Preliminary data graphed above indicates that global oil production slipped to 95.81 million barrels per day in April, down by 0.41 million barrels per day from a March total of 96.22 million barrels per day, which was revised .040 million barrels per day higher from the 95.81 million barrels per day global oil output that was reported a month ago. That figure was also 0.83 million barrels per day higher than what was being produced globally a year ago, and more than .90 million barrels per day greater than the global oil supply of two years ago. OPEC's production of 31,732,000 barrels per day thus represented 33.1% of what was produced globally, an increase from the 33.0% OPEC share in March, which was originally reported as 33.3%, because global supply had been underestimated last month. OPEC's April 2016 production, excluding Indonesia, was at 31,709,000 barrels per day, so even after the production cuts, they are still producing a bit more than they were producing a year ago, and roughly 0.20 million more barrels per day than what they were producing in May of 2015, when they were supposedly producing flat out.
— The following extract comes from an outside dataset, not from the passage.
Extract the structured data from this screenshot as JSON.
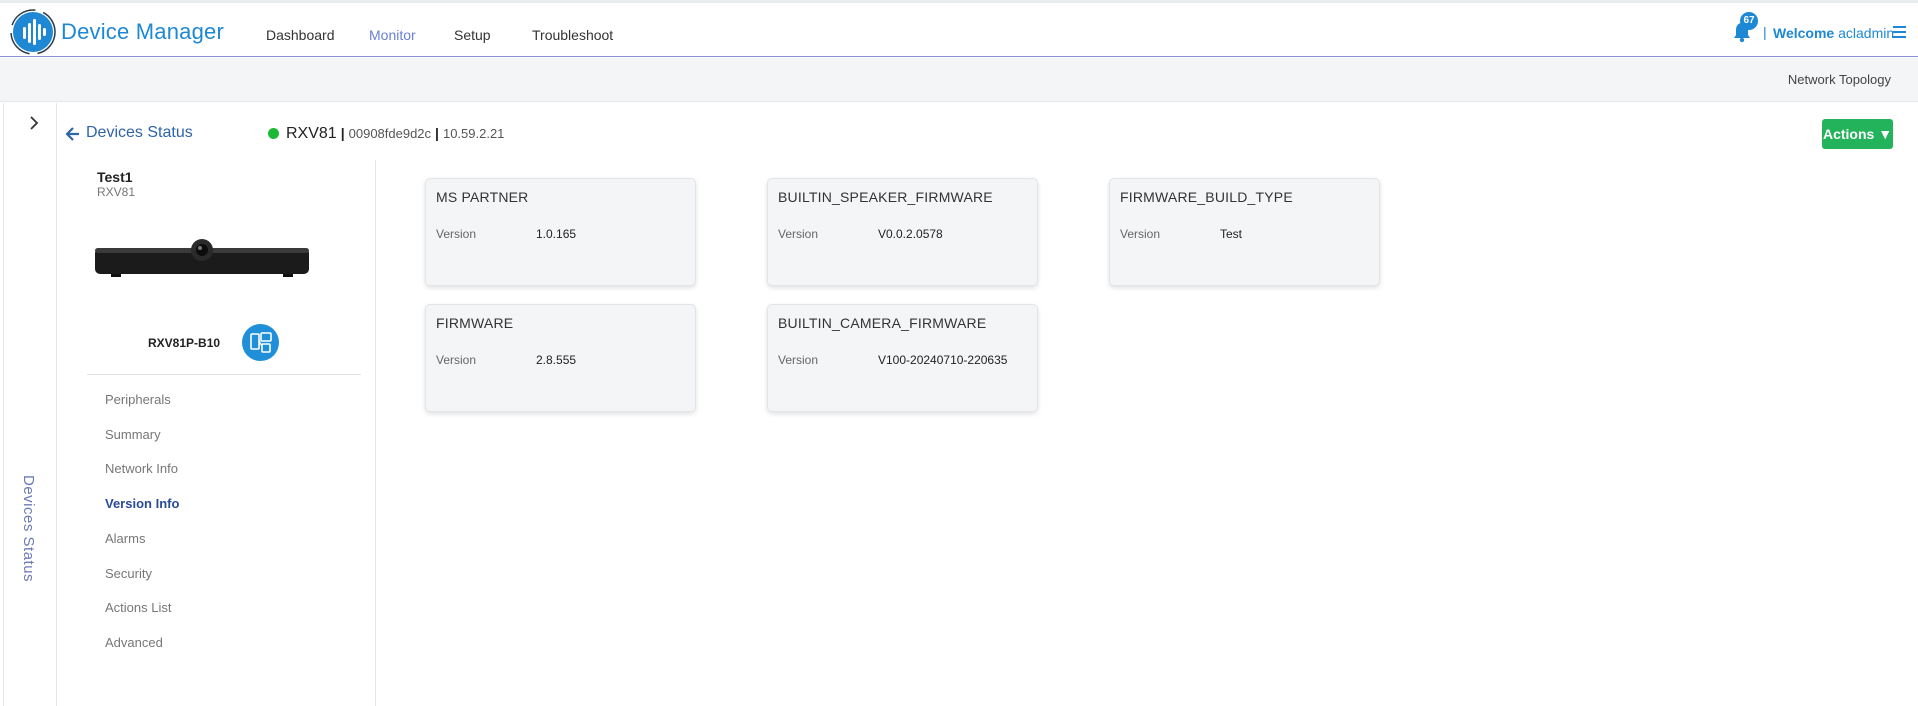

However, even with the four recent months of production cuts we can obviously see on the above graph, there is still a surplus of oil supply being produced globally, as the next table that we'll include will show us..
The table above comes from page 37 of the May OPEC Monthly Oil Market Report, and it shows oil demand in millions of barrels per day for 2016 in the first column, and OPEC's forecast for oil demand by region and globally over 2017 over the rest of the table. On the "Total world" line of the third column, we've circled in blue the figure we're interested in, which is their estimate for global oil demand for the current second quarter of 2017...
OPEC's estimate is that during the 2nd quarter of this year, all oil consuming areas of the globe will be using 95.33 million barrels of oil per day, down from the 95.44 millions of barrels of oil per day that were used in the first quarter but up from the 95.12 millions of barrels of oil per day that were used in 2016. But as OPEC showed us in the oil supply section of this report and the summary supply graph above, even with their production cuts, the world's oil producers were still producing 95.81 million barrels per day during April. That means that even after all the production cuts have taken place, there continued to be a surplus of around 480,000 barrels per day in global oil production in April. In addition, global production for March was revised higher in this report, to 96.22 million barrels per day, so that means the global oil surplus during March was therefore around 780,000 barrels per day, based on the revised first quarter global demand figure of 95.44 million barrels per day shown above. Furthermore, February's oil production was 0.23 million barrels per day higher than that of March, so the global oil surplus in February now looks to have been over a million barrels per day, as was January's, which we showed when we reviewed that report three months ago. So despite 4 months of OPEC production cuts, nearly a hundred million barrels of oil have been added to the global oil glut since the 1st of the year.
Note: the above was excerpted from my weekly synopsis at Focus on Fracking